* [PROBLEM DESCRIPTION]:
If a line in the material below has the string "United", copy it out.

* [ENTRIES PROVIDED]:
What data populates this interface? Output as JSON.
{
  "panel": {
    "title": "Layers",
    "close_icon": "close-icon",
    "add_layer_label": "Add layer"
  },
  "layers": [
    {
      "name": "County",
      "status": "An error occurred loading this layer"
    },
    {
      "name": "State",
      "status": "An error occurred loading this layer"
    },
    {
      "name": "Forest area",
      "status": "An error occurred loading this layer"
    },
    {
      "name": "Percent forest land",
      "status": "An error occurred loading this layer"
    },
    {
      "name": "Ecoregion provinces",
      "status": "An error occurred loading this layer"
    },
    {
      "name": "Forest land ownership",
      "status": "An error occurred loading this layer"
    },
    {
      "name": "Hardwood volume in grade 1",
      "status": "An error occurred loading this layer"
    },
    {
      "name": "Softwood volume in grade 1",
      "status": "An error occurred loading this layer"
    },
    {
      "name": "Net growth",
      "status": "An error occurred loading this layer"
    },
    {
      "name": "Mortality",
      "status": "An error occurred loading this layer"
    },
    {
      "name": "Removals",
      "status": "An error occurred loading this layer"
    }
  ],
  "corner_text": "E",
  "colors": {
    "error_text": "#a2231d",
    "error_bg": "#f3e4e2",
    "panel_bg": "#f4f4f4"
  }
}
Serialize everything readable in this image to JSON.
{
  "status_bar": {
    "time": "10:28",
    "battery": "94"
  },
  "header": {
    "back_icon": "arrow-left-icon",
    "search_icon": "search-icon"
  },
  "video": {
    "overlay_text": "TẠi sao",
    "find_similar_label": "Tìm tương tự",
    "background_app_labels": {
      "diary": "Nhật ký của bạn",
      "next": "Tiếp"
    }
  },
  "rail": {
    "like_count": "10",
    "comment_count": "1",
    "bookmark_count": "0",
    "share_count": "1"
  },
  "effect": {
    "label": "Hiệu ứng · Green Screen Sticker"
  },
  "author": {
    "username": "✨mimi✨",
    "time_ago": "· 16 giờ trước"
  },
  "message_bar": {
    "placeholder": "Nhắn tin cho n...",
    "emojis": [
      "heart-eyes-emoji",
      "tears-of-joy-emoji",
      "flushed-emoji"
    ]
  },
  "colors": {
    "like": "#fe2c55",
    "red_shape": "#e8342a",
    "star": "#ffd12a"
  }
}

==

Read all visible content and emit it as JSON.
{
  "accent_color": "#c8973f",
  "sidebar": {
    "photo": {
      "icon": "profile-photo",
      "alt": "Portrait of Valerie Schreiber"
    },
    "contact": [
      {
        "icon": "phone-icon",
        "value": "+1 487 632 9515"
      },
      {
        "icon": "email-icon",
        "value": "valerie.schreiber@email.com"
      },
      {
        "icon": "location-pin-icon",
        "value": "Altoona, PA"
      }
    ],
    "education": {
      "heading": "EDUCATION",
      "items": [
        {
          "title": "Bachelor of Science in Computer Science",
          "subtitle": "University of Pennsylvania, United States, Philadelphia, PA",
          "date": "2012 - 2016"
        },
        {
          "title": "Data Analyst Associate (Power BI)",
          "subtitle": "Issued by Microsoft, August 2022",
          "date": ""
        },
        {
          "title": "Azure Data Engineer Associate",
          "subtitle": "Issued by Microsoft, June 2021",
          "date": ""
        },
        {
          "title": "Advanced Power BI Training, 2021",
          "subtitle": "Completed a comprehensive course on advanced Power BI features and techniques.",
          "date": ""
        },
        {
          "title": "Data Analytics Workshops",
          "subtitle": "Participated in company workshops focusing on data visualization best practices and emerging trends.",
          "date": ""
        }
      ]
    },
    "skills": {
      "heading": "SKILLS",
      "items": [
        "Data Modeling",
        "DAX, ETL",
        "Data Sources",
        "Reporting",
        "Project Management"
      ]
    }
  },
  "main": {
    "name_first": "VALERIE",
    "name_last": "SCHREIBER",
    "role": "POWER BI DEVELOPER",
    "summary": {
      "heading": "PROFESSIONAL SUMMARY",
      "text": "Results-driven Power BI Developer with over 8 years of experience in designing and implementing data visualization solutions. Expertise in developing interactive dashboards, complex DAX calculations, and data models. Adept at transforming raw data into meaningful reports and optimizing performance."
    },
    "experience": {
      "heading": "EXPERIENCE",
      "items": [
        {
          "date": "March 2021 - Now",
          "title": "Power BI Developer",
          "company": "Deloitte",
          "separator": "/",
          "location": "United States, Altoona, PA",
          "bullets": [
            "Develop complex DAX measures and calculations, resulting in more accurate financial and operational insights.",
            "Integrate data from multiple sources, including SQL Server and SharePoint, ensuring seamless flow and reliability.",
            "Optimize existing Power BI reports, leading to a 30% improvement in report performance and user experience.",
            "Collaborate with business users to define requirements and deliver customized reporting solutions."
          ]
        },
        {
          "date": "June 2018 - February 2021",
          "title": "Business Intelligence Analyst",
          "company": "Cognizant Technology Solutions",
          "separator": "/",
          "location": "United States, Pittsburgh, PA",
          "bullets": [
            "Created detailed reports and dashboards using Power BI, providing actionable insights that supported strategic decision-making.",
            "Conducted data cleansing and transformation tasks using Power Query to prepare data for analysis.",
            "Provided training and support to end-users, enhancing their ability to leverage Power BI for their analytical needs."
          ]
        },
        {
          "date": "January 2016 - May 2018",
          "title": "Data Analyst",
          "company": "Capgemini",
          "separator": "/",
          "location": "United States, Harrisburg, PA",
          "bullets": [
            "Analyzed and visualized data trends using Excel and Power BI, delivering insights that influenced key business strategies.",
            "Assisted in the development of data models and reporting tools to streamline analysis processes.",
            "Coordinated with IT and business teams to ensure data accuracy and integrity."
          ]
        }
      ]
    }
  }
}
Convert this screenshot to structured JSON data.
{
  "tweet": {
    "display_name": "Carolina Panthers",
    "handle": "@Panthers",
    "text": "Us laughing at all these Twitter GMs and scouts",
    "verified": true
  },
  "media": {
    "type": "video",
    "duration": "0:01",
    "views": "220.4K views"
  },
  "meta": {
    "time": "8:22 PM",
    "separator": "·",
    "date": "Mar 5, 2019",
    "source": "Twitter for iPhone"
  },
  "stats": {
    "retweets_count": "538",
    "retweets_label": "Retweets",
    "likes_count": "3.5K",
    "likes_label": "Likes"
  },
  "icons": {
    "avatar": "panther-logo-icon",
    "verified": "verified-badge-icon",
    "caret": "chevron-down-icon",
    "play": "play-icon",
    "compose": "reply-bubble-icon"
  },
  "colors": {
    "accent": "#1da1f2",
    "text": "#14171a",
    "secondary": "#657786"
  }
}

* [SOLUTION FOR THIS PROBLEM]:
          "subtitle": "University of Pennsylvania, United States, Philadelphia, PA",
          "location": "United States, Altoona, PA",
          "location": "United States, Pittsburgh, PA",
          "location": "United States, Harrisburg, PA",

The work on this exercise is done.